By Jamie Hendrickson (MA Student, REEES)
On March 18, 2021, as part of the REEEC New Directions Lecture series, Dr. Holly Case gave an online lecture entitled: “The Noblesse Oblige of Megalomania: The Hungarian History of an Idea.” Case, a Professor of History at Brown University, is a historian of modern Europe whose work focuses on the relationships between nineteenth and twentieth-century European foreign policy, social policy, culture, and foreign relations. She is also the author of both Between States: The Transylvanian Question and the European Idea during WWII and The Age of Questions: Or, A First Attempt at an Aggregate History of the Eastern, Social, Woman, American, Jewish, Polish, Bullion, Tuberculosis, and Many Other Questions over the Nineteenth Century, and Beyond.
At the heart of Case’s March 18 talk was a discussion and exploration of an experimental research project she is currently undertaking with a colleague in Budapest, Hungary that was inspired by a visit Case paid to an archive in Sofia, Bulgaria several years ago. That visit led her to discover a series of quite eccentric letters— with two in particular holding much interest, as they were written during the spring of 1944 by a middle-aged Hungarian man named Ladó László who was married at the time. These letters were addressed to both Princess Elizabeth of England, now Queen Elizabeth II (who was 18 years old at the time), and to Princess Marie Louise of Bulgaria (11 years old then) to ask for either lady’s hand in marriage. Why? László was convinced that he needed a virgin bride in order to be successful in his plans for Hungary’s great future as a powerful nation. Upon a first read, these letters seem quite nonsensical and reflective of the “megalomania” present in the title of Case’s talk, but she argues that they raise several questions that deserve further inspection like: Why were these letters written? Where did László’s ideas come from? What are the implications of both what he wrote and what was omitted—such as the lack of mentioning the Treaty of Trianon, antisemitism, or the territorial boundaries of Hungary?
It was letters such as these that contained notes of magnanimity, open-handedness, and generosity concerning the concept of Hungary’s nationhood that inspired Case to start considering whether the matter of national preoccupation is something that can be traced and studied throughout history. Related to that is whether there exists a national preoccupation that isn’t a national pathology, how a preoccupation can be national in nature, and what the idea of being national has to do with being Hungarian. Case is currently exploring all of these ideas in her research, and she closed her talk by inviting feedback and questions from the audience.

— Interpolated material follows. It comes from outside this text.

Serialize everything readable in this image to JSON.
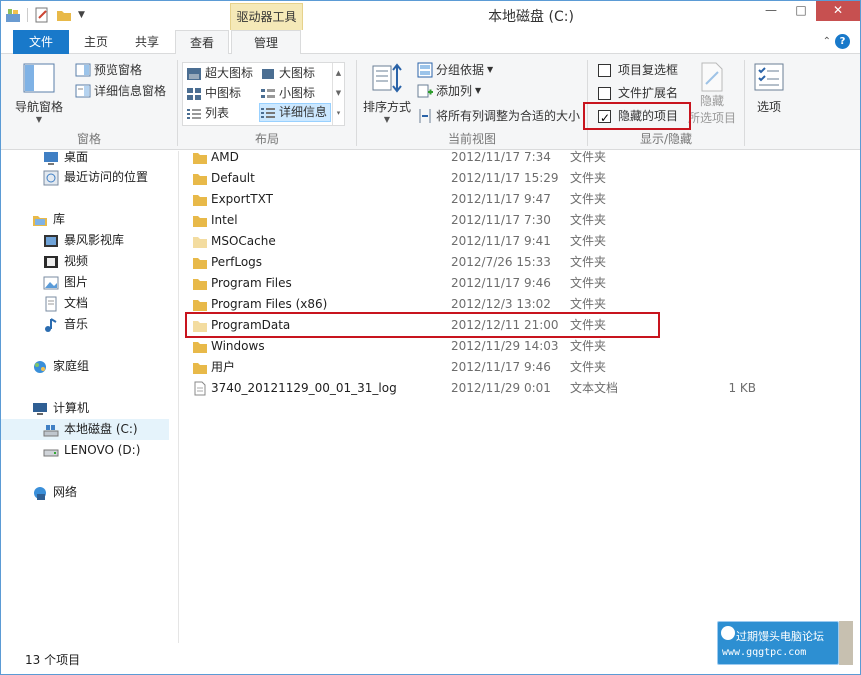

Jamie Hendrickson is a graduate student in Russian, East European, and Eurasian Studies at the University of Illinois Urbana-Champaign.